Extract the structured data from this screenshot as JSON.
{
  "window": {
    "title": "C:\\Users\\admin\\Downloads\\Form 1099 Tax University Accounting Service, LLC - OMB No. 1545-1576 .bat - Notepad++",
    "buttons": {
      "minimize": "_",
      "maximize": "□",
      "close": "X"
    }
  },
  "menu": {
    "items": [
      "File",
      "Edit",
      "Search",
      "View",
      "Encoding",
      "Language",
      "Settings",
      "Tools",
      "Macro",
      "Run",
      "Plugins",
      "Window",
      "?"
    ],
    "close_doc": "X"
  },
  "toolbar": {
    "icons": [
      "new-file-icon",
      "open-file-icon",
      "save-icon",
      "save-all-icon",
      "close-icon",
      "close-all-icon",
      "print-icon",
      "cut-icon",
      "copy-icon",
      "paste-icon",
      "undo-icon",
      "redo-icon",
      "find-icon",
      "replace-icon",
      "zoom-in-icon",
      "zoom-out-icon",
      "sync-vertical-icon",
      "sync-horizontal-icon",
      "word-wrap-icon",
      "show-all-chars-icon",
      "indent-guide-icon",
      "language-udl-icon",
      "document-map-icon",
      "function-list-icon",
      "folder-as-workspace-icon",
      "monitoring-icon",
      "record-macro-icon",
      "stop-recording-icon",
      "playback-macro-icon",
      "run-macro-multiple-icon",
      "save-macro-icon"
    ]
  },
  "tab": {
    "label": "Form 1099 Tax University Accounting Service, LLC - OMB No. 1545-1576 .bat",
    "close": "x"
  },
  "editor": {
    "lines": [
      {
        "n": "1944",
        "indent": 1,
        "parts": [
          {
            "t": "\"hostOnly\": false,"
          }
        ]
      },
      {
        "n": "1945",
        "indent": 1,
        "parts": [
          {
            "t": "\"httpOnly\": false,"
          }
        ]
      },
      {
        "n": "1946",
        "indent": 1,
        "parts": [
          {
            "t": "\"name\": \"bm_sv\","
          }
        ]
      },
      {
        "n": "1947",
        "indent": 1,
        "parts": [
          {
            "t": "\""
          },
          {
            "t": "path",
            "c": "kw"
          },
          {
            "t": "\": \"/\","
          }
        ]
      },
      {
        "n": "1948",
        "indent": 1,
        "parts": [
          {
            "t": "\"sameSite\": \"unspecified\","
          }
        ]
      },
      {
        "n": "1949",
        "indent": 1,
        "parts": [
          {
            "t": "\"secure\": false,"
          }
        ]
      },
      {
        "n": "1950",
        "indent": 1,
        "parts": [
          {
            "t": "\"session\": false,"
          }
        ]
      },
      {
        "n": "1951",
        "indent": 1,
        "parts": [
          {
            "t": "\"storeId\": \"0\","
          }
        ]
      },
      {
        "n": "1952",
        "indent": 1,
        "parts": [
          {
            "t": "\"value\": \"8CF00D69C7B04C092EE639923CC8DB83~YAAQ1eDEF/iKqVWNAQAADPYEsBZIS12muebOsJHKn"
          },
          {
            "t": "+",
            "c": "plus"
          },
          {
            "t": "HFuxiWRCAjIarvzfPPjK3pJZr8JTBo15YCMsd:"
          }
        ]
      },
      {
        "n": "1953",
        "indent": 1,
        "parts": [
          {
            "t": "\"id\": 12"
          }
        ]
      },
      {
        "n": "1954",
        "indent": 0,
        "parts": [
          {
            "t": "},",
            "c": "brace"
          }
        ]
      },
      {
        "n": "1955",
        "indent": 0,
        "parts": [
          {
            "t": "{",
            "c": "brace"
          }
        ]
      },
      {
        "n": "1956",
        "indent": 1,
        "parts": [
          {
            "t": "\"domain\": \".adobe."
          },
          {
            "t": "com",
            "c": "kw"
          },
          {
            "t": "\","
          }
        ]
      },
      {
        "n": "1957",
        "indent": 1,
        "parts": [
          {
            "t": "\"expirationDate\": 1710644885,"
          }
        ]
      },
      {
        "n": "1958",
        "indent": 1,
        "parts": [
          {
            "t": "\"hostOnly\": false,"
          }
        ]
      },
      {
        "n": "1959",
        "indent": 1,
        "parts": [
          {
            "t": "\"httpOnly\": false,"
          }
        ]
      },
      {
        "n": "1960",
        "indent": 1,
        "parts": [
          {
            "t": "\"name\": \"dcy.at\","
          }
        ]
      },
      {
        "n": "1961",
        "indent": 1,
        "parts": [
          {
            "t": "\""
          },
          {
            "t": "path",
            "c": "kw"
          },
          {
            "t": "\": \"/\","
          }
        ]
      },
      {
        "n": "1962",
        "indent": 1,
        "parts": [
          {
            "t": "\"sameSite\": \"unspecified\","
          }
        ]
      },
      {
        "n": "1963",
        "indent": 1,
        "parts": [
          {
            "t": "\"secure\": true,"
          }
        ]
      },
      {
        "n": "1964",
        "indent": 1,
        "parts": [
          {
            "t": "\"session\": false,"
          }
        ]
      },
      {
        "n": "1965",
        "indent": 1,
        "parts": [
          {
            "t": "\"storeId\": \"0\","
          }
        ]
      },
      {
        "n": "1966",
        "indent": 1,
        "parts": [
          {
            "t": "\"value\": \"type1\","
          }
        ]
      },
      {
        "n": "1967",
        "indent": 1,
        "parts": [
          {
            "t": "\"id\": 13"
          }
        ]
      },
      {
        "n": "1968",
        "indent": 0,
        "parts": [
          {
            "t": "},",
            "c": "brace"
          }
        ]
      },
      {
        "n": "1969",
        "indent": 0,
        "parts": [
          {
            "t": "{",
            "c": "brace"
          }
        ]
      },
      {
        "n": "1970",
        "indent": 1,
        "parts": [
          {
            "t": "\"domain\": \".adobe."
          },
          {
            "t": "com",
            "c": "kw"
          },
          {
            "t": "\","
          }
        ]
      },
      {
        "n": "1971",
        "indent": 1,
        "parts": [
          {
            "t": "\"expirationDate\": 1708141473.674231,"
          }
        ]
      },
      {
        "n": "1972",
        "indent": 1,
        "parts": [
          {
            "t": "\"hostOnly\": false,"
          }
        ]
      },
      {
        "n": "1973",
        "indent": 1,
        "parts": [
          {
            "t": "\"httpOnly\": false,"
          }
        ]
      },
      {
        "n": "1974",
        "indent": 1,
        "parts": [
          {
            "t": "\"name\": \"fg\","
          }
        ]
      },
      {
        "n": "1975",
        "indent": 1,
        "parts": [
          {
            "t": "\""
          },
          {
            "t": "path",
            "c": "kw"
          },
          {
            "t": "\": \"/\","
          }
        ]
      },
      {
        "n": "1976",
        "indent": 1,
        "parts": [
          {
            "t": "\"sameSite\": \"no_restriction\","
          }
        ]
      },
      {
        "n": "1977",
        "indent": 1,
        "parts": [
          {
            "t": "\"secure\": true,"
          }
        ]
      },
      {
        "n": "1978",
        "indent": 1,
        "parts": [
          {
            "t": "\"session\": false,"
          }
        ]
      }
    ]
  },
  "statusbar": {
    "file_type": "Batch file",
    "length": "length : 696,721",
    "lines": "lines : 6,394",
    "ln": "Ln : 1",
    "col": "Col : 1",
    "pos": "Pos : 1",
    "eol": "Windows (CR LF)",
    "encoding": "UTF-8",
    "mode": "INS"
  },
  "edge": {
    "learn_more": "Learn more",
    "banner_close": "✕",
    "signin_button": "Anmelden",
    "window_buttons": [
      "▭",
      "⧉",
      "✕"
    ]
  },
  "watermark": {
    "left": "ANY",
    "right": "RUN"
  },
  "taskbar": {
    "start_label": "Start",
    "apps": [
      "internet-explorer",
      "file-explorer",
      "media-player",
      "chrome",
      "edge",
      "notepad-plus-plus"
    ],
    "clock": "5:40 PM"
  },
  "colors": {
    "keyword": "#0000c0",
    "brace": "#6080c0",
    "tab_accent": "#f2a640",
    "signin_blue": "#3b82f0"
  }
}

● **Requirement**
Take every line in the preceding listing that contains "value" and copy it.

● **Answer to this problem**
            "t": "\"value\": \"8CF00D69C7B04C092EE639923CC8DB83~YAAQ1eDEF/iKqVWNAQAADPYEsBZIS12muebOsJHKn"
            "t": "\"value\": \"type1\","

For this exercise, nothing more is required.